A: Yes. In 2000, Congress added the quoted language to 38 U.S.C. 4303(13). Even before that amendment, the definition of “service in the uniformed services” was certainly broad enough to cover funeral honors duty, but the 2000 amendment is useful for purposes of emphasis.
About three years ago, Congress made military funeral honors detail a statutory entitlement for any veteran (not just military retirees). Upon request by the family or the funeral director, a detail of at least two service members must be provided. At least one of the two must be of the same service as the decedent.

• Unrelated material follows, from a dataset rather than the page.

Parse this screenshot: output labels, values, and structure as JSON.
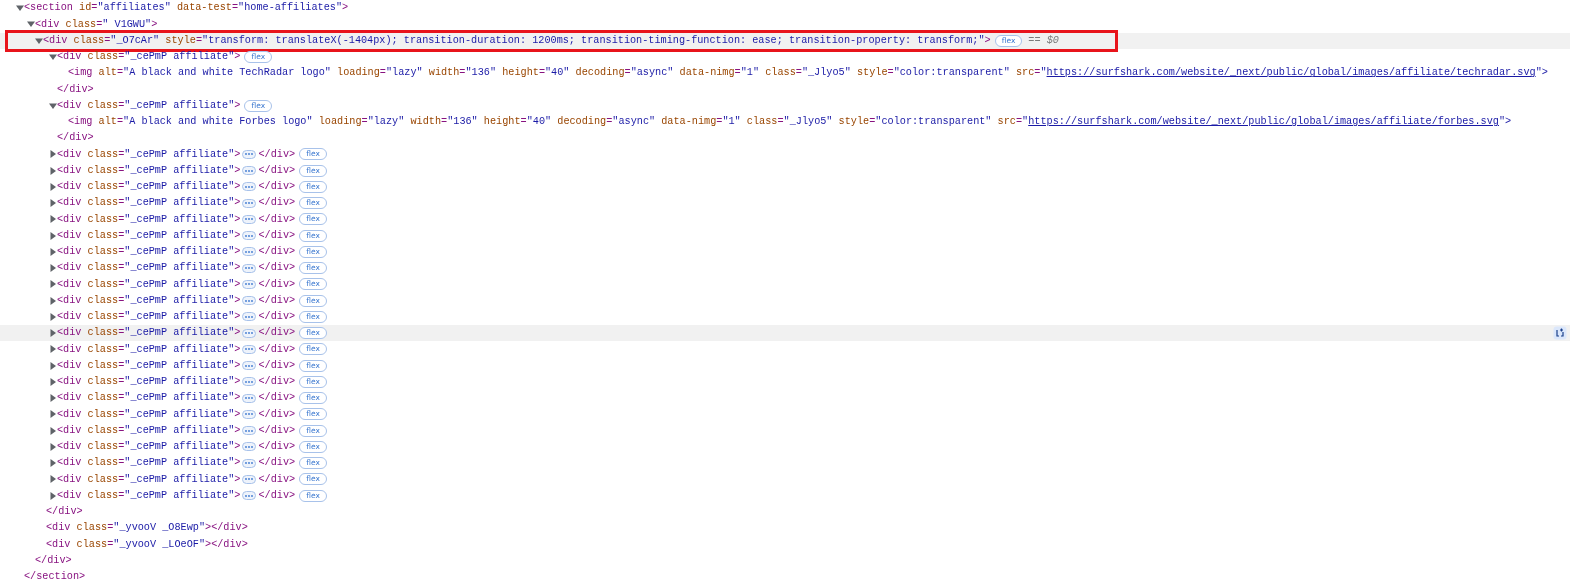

Providing these details is a major burden on the armed forces, especially over the next several years as the large cohort of World War II veterans passes away. Much of the burden of providing these details will fall upon the Reserve components, especially for funerals held far from the nearest active military installation.

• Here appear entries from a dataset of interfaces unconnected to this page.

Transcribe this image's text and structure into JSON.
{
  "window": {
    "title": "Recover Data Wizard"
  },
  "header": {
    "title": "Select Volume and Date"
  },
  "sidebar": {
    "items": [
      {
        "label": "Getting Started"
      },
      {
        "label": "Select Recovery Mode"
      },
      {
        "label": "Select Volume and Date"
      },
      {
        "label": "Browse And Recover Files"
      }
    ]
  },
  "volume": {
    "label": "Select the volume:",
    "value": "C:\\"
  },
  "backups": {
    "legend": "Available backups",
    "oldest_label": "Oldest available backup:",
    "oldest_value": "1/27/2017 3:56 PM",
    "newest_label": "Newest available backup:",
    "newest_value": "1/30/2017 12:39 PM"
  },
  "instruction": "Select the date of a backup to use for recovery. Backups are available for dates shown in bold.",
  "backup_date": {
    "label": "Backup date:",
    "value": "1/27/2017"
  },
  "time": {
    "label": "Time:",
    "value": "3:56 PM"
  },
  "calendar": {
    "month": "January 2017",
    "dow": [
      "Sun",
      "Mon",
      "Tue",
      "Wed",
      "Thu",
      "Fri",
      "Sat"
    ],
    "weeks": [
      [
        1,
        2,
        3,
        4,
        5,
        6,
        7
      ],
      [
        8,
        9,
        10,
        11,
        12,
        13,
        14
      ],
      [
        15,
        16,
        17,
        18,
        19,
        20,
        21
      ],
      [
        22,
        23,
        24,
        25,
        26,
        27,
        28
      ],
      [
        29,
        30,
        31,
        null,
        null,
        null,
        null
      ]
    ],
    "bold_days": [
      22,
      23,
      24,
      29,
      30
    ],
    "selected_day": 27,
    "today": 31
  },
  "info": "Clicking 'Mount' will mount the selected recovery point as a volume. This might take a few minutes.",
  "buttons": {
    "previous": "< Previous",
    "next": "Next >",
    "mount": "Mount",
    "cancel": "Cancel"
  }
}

I am concerned about the additional burden that providing funeral honors details will put on the already-strained relationship between Reservists and their civilian employers. An employer who is supportive of National Guard and Reserve training and mobilization may have difficulty accepting the necessity for these funeral honors details. Moreover, these funeral honors duties will, almost by definition, be very short-notice affairs. At Arlington National Cemetery, there is often a considerable lag time between the death and the funeral, but in most other places the funeral is held within three or four days after the death.
I have a suggestion as to how you can minimize the burden on employer support. I suggest that you recruit a cadre of all-but-retired senior enlisted Reservists. I envision a pool of very senior enlisted Reservists who do not drill, do not perform annual training, and are unlikely to be recalled to active duty except in the most dire of circumstances imaginable. If such a person demands a day off six or 10 days per year to perform funeral honors duty, that won’t be a great additional burden on an already-overtaxed employer–employee relationship. That is my suggestion. ROANote: To arrange for a military funeral honors detail for a relative, call 1-877-645-4667. In most cases, funeral directors make these calls. The services provide these funeral honors details at no charge, so the funeral director should not charge the family for this service. Additional information can be found at the Web site: www.militaryfuneralhonors.osd.mil.